ESTES PARK, Colo. (CBS4)– The huge plume of smoke from the Big Meadows Fire burning in Rocky Mountain National Park can be seen for miles and it’s taking a toll on tourism in that area.
The fire has burned 333 acres in the west end of the park. No structures are threatened but the fire is sending up a huge plume of smoke which could be damaging to something else- Colorado’s tourism industry.
“They do have an effect. Our job is to make sure our guests understand where we are and that everything here is open,” said Suzy Blackhurst of Visit Estes Park.
The fire is still burning in a remote, rugged area of the park, far from Estes Park but it’s already making an impact.
“We left on Tuesday and we knew it was happening and we were hopeful it wouldn’t effect us,” said visitor Lisa Ganske of Minnesota.
Downtown shops like Flavors of the Rockies are seeing a slowdown in foot traffic.
“It has been slow a little bit because of that there has been smoke around, said Flavors of the Rockies employee Nirbndry Knc. “You don’t want to visit the park and the town here if you have all that smoke.”
Park officials are calling for Type 1 and Type 2 fire crews to gain the upper hand but this fire is low on the priority list for Colorado.
“There is still an order out for more of those,” said Rocky Mountain National Park spokeswoman Kyle Patterson. “We are still requesting more.”
At zero percent containment and lightening in the forecast this wildfire could quickly burn out of control.
“We want to continue to get ahead of this fire because again it has the potential to spread with these kinds of conditions,” added Patterson.
As Colorado fires like the Black Forest Fire and Royal Gorge Fire continue to make national headlines businesses in Estes Park worry fear will take it’s toll on tourism.
Blackhurst suggest tourists log on to VisitEstesPark.com to take a look at their live web cameras. They can see live pictures of the smoke from the wildfire and whether it will impact vacation plans.

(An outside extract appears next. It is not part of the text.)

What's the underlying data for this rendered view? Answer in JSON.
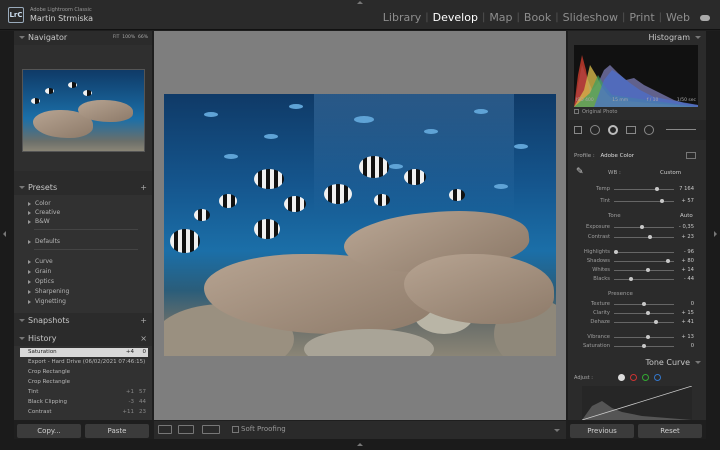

The Big Meadows Fire was started by lightning Monday on the west side of the park in an area with beetle-killed trees.